Supplied entries:
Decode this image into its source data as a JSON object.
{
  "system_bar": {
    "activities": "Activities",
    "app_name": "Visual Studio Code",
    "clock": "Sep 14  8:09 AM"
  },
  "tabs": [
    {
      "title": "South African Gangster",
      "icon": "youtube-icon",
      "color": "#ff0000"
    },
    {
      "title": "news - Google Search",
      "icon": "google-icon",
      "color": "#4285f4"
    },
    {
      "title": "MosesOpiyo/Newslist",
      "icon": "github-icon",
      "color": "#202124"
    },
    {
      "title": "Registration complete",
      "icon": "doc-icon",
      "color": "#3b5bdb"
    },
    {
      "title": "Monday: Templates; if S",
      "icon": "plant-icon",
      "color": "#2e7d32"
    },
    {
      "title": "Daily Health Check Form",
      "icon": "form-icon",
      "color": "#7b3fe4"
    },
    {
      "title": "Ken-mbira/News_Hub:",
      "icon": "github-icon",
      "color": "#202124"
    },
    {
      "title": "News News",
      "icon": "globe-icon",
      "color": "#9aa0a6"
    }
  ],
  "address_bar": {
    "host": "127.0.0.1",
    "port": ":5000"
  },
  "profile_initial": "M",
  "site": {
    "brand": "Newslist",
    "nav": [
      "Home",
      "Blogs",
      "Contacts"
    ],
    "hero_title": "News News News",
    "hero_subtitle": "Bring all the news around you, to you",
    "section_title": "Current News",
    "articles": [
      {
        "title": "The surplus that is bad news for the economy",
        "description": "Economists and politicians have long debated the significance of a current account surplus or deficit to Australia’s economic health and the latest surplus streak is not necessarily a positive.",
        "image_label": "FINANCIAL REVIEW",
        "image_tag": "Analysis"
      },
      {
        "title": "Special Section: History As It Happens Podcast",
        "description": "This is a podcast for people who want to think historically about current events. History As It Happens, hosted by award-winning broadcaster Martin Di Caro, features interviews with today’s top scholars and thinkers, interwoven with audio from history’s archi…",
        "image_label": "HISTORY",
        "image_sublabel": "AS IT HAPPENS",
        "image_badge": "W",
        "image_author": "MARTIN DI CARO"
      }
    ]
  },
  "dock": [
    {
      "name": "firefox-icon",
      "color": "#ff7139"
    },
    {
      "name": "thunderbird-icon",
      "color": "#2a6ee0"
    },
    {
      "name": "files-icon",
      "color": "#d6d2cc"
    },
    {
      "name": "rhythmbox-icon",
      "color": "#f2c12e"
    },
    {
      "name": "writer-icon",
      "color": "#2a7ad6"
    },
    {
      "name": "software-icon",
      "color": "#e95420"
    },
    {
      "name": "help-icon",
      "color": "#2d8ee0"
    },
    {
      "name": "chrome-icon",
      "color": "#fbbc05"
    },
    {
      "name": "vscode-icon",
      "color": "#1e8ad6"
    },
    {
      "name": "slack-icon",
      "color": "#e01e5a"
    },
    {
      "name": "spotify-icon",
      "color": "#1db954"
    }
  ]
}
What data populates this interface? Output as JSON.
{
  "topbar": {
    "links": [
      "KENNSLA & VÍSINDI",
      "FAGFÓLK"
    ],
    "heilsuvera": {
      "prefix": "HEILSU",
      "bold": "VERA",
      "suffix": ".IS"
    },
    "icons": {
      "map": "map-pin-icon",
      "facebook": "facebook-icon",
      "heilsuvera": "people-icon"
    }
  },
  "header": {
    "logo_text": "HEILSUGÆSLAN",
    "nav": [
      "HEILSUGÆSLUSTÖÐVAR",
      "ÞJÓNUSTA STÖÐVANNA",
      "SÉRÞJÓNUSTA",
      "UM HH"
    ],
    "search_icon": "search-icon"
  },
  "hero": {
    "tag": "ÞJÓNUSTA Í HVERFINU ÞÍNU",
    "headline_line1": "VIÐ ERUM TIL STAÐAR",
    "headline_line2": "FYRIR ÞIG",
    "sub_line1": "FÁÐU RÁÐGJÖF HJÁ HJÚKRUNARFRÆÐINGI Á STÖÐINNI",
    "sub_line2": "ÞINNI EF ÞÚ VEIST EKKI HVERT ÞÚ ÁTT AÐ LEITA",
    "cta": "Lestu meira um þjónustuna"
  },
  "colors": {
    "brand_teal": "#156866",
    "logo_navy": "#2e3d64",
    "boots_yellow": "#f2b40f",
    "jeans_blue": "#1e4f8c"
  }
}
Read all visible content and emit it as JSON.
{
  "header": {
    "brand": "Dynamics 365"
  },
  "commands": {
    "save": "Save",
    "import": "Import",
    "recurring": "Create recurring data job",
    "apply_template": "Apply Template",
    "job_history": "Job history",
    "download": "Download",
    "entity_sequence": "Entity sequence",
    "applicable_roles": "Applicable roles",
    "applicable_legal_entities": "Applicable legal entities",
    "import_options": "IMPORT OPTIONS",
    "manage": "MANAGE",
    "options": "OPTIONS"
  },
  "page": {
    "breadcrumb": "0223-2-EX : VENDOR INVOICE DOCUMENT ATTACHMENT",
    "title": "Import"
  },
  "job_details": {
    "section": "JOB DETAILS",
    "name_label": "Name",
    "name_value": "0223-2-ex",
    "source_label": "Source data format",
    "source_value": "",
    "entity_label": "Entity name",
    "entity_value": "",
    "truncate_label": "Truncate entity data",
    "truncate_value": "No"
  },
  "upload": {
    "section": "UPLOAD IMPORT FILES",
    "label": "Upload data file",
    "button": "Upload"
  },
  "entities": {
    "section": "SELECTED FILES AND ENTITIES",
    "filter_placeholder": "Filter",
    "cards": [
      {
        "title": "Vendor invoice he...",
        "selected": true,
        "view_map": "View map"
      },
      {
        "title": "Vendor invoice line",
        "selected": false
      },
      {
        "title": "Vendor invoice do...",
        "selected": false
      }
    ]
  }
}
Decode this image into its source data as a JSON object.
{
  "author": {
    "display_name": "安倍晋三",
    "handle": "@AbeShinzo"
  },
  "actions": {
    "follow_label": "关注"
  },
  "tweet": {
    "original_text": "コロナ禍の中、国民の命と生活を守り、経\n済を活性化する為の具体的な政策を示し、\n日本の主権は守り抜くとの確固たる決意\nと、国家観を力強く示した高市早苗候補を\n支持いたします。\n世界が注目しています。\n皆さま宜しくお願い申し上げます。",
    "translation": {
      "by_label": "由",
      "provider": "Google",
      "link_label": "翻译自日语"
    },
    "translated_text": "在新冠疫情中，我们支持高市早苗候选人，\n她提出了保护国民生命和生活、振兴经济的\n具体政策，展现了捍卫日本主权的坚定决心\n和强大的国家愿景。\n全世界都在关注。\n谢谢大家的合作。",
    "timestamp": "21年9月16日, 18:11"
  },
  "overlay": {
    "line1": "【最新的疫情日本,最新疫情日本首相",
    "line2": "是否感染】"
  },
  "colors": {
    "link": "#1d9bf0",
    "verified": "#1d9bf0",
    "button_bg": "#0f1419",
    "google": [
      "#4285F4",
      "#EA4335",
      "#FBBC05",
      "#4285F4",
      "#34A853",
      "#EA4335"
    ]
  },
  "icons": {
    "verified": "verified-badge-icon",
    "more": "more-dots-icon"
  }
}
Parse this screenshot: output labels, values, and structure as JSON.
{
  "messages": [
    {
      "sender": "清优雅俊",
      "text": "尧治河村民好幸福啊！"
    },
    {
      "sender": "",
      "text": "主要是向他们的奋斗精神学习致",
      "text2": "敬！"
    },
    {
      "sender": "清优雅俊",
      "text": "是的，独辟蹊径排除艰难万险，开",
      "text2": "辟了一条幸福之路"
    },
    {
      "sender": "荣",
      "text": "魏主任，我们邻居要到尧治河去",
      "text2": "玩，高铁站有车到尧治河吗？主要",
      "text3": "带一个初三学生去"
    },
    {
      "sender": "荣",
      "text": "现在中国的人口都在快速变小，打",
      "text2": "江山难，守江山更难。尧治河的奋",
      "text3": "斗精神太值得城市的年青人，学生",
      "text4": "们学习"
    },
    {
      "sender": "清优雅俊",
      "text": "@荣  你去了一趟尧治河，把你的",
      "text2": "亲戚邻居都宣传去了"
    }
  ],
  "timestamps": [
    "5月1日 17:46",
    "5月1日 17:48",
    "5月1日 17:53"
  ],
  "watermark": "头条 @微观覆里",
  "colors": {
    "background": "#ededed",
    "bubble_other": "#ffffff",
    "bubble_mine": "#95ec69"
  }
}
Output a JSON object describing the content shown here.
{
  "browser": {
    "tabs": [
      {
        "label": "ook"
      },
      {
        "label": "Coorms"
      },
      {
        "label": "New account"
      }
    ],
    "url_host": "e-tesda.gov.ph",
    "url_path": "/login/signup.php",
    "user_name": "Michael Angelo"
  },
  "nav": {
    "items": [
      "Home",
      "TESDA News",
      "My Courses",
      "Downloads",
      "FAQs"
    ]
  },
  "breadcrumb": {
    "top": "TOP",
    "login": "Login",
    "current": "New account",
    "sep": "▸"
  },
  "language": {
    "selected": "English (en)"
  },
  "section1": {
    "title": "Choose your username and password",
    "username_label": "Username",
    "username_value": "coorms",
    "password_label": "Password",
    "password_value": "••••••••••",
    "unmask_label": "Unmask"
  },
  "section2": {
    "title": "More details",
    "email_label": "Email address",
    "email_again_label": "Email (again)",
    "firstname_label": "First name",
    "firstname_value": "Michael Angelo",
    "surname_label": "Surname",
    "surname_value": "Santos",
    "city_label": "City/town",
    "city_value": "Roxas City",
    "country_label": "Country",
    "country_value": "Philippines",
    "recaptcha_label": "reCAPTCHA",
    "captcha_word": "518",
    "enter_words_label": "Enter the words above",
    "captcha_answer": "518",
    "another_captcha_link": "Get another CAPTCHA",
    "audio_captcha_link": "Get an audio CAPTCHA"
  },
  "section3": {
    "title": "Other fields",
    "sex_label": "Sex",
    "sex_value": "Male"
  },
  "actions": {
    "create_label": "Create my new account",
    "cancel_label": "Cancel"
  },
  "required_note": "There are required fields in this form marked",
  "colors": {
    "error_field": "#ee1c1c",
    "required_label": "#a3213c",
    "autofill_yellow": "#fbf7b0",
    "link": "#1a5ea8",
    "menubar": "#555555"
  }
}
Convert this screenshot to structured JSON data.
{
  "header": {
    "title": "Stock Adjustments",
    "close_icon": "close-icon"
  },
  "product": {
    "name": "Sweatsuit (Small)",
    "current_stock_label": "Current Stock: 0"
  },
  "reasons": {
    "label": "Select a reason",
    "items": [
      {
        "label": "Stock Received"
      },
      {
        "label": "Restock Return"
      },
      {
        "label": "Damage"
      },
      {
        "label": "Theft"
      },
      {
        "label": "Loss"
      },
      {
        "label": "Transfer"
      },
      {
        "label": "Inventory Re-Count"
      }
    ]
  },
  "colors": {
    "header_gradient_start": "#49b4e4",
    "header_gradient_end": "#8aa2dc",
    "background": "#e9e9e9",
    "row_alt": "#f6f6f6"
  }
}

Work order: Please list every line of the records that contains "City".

Response below:
    "city_label": "City/town",
    "city_value": "Roxas City",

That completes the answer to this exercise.